CSR funders need to show their solidarity towards their long term NGO partners in these unprecedented times. There are numerous important causes that CSR funders have supported over the years which may not seem to relate to immediate COVID-19 needs and recovery. Deprioritising these may have devastating long-term implications for NGO partners who have developed expertise and resources in these sectors with investments in terms of money and time. The CSR funders know their partners well, and so they should work with them to find ways in which their capabilities can be used in the COVID-19 context (for example, supporting maternal and child health, mental health, or initiatives against domestic violence are all invaluable in the COVID-19 context); second, they could also provide targeted financial support to the NGO partners to help them maintain their core capabilities during these challenging times so that they can ramp-up their work again when the funding situation improves.
Also it is important for NGOs to start thinking about what steps they need to take to make it through this change swiftly. Their strategy could include aligning their work to the COVID-19 context so that their CSR funders can fund them through this window, and conserving funds or even cutting costs to maintain core capabilities. It is important to start thinking about how to significantly reduce costs while maintaining key capabilities, so that the work in core areas can ramp up when CSR funding returns. There may be a need to rethink delivery. With an added term of social distancing, sudden digitization and paradigm change in the domain of investment, NGOs need to brainstorm, rethink and redesign their people, projects and policies.
With the continuous deteriorating Human Development Index Ranking of India, (India dropped one spot to 131 among 189 countries in the 2020 human development index, according to a report released by the United Nations Development Programme), it is far more essential to understand the role and importance of NGOs, working relentlessly towards welfare of people. The deep and well meshed network of resources developed by NGOS shall be a game changer, if utilised in the development recipe of India. While it’s imperative to put a check on unprincipled NGOs, the credible ones needs to be credited, supported and felicitated. Government, Corporates and Individual philanthropists should support the cause; these NGOS have taken up over the years, which are going to create long term effect on India stature globally.

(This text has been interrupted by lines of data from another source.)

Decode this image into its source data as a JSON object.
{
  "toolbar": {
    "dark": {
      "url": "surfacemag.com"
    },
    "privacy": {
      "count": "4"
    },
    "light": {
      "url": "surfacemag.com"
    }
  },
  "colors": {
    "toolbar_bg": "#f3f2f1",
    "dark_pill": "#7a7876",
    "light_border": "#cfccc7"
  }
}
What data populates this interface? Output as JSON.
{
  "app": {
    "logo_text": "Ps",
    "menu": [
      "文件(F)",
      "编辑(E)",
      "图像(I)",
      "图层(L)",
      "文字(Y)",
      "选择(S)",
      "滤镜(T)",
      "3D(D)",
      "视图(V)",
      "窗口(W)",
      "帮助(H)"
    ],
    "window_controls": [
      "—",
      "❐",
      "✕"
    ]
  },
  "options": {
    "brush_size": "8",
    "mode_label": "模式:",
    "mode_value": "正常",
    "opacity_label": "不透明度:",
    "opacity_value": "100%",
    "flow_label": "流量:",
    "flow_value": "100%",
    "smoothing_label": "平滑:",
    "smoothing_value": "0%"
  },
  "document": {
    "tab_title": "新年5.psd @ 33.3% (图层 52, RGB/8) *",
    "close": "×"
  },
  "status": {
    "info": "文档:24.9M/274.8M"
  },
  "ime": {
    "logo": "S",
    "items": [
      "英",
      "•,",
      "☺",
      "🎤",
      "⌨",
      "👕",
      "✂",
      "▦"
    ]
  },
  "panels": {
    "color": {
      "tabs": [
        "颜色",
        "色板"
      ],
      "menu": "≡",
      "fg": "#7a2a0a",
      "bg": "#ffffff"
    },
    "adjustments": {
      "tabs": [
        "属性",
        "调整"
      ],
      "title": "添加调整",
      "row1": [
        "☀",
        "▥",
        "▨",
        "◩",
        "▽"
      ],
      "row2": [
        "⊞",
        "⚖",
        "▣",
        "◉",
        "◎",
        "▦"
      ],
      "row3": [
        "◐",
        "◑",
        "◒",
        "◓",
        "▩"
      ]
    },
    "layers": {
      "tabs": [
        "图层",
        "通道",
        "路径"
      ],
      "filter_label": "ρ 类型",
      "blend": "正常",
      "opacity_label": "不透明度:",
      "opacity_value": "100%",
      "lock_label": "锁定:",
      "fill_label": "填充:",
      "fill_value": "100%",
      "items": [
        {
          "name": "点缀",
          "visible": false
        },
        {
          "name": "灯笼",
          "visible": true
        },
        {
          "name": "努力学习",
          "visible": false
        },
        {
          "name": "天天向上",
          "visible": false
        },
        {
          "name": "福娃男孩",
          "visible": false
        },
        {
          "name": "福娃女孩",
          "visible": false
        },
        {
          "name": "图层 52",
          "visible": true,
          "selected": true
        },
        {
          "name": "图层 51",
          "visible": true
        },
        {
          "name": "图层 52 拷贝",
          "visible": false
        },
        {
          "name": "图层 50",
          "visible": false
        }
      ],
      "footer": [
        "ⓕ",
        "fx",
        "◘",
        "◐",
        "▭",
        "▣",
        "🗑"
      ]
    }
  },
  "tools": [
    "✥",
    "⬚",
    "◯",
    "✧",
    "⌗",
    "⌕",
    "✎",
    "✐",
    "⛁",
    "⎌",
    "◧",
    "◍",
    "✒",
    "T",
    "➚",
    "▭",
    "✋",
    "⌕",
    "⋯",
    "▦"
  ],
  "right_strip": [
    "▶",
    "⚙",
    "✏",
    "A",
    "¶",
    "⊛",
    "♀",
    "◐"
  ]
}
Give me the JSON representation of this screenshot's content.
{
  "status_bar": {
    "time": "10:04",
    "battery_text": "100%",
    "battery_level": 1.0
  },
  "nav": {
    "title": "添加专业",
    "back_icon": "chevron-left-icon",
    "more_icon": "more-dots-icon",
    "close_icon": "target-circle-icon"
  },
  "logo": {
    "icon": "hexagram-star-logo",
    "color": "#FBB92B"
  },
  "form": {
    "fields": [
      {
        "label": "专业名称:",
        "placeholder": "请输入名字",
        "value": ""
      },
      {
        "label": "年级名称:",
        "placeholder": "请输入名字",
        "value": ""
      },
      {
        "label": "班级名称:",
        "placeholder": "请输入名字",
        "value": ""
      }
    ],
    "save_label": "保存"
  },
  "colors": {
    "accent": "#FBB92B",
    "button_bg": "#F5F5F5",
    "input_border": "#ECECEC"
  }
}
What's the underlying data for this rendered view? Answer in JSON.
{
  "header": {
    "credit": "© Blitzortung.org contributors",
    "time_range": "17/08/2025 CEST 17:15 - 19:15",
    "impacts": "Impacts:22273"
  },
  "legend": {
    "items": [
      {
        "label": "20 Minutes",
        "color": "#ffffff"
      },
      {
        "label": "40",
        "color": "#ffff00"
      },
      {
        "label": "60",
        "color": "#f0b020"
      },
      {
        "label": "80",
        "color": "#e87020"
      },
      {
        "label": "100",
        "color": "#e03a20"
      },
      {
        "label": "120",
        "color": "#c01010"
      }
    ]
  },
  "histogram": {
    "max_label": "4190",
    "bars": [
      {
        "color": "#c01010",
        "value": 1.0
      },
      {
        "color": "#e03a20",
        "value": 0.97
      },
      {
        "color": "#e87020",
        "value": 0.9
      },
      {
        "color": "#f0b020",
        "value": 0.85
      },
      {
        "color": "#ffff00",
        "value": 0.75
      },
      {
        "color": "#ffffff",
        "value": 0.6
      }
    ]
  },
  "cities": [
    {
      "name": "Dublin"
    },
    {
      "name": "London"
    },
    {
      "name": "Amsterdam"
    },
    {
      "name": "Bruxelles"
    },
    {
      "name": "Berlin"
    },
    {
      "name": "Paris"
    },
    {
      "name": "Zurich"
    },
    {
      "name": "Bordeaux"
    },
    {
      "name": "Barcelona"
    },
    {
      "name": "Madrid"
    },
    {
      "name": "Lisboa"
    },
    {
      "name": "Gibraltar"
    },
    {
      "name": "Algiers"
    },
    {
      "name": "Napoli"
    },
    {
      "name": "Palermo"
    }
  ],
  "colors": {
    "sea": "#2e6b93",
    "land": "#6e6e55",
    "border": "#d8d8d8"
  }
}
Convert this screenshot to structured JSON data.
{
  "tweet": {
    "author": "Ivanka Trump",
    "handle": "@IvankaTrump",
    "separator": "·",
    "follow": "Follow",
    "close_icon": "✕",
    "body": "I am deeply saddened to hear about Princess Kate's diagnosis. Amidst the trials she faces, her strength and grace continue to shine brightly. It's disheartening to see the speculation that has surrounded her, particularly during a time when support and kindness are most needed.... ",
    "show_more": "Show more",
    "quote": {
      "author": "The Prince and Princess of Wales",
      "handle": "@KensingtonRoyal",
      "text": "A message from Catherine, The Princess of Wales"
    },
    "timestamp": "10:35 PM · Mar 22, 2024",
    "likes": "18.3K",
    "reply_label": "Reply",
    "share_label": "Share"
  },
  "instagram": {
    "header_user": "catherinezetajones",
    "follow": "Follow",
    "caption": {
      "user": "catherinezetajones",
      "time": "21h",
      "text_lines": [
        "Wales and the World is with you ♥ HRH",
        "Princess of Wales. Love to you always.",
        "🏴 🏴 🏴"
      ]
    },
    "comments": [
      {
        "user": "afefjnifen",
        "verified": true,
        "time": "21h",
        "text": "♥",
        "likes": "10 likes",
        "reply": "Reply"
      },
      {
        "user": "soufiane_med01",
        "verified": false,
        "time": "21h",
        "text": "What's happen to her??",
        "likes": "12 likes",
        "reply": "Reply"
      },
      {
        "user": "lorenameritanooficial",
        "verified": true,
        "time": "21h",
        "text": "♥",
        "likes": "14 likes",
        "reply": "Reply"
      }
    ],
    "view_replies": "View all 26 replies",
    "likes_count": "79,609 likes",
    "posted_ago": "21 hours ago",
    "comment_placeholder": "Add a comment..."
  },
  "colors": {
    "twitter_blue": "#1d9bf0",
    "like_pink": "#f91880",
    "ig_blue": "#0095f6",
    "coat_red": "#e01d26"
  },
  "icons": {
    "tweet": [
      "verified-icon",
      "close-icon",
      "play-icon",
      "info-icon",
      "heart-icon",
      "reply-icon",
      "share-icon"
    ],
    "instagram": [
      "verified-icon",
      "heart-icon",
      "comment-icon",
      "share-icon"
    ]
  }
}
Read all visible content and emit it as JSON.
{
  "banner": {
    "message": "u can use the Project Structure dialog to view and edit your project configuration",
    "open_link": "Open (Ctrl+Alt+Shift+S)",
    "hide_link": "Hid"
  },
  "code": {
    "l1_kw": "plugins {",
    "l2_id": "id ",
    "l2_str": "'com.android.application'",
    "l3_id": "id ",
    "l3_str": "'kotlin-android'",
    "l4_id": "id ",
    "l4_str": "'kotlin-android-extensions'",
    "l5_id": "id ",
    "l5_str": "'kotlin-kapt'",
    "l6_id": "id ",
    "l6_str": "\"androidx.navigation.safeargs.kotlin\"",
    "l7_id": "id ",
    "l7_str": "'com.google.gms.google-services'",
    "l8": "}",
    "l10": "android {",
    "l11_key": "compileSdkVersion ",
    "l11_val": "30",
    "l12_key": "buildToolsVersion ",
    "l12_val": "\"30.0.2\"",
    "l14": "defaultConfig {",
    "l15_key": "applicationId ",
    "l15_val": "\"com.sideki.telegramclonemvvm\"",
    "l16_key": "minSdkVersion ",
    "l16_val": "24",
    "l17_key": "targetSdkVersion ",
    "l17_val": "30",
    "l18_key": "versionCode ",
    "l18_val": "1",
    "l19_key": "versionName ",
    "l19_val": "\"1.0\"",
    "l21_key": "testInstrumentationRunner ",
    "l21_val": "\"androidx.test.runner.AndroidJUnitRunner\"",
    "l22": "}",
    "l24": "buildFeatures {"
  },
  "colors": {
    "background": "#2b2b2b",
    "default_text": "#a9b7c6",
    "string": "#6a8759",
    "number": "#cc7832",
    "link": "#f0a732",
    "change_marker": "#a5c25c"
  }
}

The fecund partnership of Civil Societies, NGOs, Administration, Government, People and Policy shall surely be catalyst in making India the trillion dollar economy soon.